Mabel Marie "Dolly" Staton (née: Landry) (born November 20, 1932) is a retired American track and field athlete, specializing in long jump and sprints. She represented the United States at the 1952 Olympics.[1]

Career

During the preliminary round in 152, she set the Olympic record in the long jump at 5.88 m (19 ft 3+14 in), which only lasted temporarily as Yvette Williams demolished her record with 6.16 m (20 ft 2+12 in) later in the same round. Landry finished seventh in the final, only managing one legal jump. She also was part of the American team at the 1955 Pan American Games, winning a bronze medal in the 60 m and a gold medal in the 4 × 100 m relay anchoring a team with Isabelle Daniels, Mae Faggs, and Barbara Jones.

She also was part of the American team at the 1955 Pan American Games, winning a bronze medal in the 60 meters and a gold medal in the 4×100 meters relay anchoring a team with Isabelle Daniels, Mae Faggs, and Barbara Jones. She was a four time United States champion in the long jump.[2] She also won two outdoor titles in the now defunct 50 meter dash.[3] Indoors, she won the national title in the 60 yard dash twice,[4] but did not have the opportunity to duplicate her wins in the outdoor long jump because in the 1950s, women only competed in the standing long jump.[5]
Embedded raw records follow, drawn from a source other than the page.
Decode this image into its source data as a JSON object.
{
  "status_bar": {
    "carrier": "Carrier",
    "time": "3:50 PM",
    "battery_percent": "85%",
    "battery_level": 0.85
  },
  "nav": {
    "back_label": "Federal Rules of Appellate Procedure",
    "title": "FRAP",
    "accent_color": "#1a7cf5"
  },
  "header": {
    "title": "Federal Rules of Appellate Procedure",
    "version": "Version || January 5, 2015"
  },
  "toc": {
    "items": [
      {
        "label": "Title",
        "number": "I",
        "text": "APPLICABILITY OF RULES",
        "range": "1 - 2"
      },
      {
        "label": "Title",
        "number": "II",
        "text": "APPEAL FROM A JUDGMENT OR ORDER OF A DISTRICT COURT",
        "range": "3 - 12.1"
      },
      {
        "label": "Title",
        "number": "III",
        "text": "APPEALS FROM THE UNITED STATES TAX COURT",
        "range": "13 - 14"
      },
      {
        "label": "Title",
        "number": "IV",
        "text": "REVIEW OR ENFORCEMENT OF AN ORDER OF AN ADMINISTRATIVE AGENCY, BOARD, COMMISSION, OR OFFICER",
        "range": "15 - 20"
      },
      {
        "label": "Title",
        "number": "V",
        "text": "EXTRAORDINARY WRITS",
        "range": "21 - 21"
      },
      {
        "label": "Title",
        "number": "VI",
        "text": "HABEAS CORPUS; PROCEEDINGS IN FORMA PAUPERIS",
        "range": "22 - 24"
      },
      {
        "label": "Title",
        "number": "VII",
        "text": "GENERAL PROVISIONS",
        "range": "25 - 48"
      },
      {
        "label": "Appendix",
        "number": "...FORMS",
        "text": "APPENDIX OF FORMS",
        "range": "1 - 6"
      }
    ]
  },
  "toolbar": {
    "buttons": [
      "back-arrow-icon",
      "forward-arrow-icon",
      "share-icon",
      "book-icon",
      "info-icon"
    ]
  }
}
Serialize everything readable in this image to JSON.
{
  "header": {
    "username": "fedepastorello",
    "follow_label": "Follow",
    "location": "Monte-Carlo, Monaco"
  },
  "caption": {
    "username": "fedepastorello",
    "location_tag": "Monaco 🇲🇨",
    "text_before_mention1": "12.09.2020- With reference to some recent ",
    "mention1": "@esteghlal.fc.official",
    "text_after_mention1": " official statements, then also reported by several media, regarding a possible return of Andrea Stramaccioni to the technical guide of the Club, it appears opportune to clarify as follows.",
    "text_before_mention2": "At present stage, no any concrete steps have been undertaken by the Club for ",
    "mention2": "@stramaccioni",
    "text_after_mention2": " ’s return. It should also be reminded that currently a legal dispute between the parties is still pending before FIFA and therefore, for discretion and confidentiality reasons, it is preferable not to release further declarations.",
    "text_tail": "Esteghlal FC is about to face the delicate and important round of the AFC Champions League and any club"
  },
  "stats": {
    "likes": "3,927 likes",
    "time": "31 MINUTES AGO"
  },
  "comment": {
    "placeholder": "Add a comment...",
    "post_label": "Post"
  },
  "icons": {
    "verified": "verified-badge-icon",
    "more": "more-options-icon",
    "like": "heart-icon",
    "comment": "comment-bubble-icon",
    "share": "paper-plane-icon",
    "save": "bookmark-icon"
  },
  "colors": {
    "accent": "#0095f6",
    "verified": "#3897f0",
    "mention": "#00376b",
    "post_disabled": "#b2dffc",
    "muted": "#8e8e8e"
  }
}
Through her career she competed for the Chicago CYO as their only member initially. Her notoriety encouraged the all-white Hurricanes to want to join her, creating one of the first integrated track teams. She attended DePaul University on an academic scholarship before spending a career as a teacher.[1] At age 16, on her way to the 1949 National Championships in Odessa, Texas, her coach purchased a sleeping compartment for the star athlete to rest. At 6 a.m. she was awakened by the engineer ""Get out. We just crossed the Mason–Dixon line. You have to get up front with the other coloreds." The incident led to a successful civil rights lawsuit by the CYO against the Illinois Central Railroad.[6]

Post-career

In 2008, she was presented with the DePaul University letterman's jacket. She never competed for her alma mater because at the time they did not have a track team for women, a common situation in that era.[6] She was selected into the Chicagoland Sports Hall of Fame.[7]

References

  1. ^ a b "Mabel Landry Bio, Stats, and Results | Olympics at". Sports-reference.com. 1932-11-20. Archived from the original on 2020-04-18. Retrieved 2016-01-29.
  2. ^ "USA Track & Field - USA Outdoor Track & Field Champions". Usatf.org. Retrieved 2016-01-29.
  3. ^ "USA Track & Field - USA Outdoor Track & Field Champions". Usatf.org. Retrieved 2016-01-29.
  4. ^ "USA Track & Field - USA Indoor Track & Field Champions". Usatf.org. Retrieved 2016-01-29.
  5. ^ "USA Track & Field - USA Indoor Track & Field Champions". Usatf.org. Retrieved 2016-01-29.
  6. ^ a b Melissa Isaacson (2008-05-15). "Finally on right track". Articles.chicagotribune.com. Retrieved 2016-01-29.
  7. ^ "Chicagoland Sports Hall of Famers". Chicagolandsportshalloffame.com. Archived from the original on 2016-02-20. Retrieved 2016-01-29.